### Work order
Work through the material below line by line and say how many lines include the word "Добави". Only the number, please.

### Supplied records
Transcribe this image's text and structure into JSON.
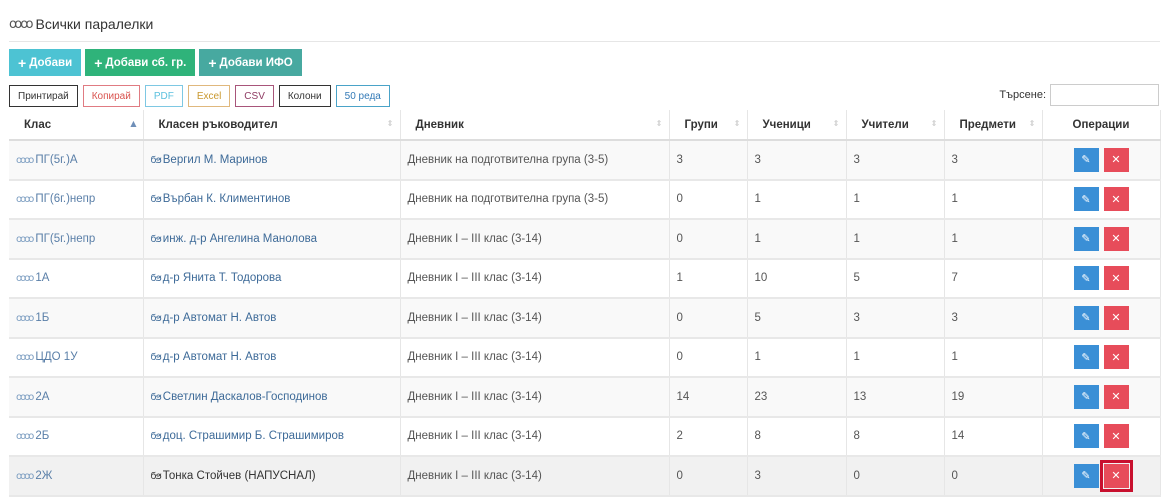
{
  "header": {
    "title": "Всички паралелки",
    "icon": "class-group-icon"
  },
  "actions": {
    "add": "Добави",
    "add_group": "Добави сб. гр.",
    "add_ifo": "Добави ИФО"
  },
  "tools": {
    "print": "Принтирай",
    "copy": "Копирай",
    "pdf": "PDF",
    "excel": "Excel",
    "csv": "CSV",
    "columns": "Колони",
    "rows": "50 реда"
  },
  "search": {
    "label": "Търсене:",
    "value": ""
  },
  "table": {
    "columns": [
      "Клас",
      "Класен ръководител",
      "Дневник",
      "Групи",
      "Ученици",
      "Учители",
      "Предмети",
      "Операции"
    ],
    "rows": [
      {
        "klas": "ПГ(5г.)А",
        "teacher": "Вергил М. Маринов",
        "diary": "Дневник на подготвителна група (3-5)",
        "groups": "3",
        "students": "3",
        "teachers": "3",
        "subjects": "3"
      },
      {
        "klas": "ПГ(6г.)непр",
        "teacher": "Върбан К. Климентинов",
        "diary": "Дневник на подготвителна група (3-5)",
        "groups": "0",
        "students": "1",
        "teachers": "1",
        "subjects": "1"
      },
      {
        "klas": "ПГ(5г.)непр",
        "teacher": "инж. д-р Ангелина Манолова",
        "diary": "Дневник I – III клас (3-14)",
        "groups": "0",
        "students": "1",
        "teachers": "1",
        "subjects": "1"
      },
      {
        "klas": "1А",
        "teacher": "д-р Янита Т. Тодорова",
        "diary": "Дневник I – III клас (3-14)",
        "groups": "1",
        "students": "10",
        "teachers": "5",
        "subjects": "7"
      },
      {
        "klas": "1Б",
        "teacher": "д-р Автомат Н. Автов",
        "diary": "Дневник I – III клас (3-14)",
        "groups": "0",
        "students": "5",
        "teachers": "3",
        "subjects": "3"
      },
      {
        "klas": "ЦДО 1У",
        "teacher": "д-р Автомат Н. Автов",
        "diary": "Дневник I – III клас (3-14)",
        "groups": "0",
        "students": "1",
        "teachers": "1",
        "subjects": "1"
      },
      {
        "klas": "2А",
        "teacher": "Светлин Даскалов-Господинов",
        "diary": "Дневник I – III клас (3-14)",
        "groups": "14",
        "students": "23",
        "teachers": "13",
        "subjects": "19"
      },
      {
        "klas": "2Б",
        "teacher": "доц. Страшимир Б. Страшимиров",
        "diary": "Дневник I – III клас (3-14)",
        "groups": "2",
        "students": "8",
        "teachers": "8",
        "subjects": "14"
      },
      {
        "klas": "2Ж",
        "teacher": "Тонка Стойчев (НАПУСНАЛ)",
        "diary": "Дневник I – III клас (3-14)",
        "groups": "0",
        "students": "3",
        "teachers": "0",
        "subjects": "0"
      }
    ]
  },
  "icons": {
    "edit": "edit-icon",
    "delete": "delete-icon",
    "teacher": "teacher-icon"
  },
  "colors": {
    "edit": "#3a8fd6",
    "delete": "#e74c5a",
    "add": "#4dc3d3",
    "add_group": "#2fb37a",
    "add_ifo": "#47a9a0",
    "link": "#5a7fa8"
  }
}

### Answer for this exercise
3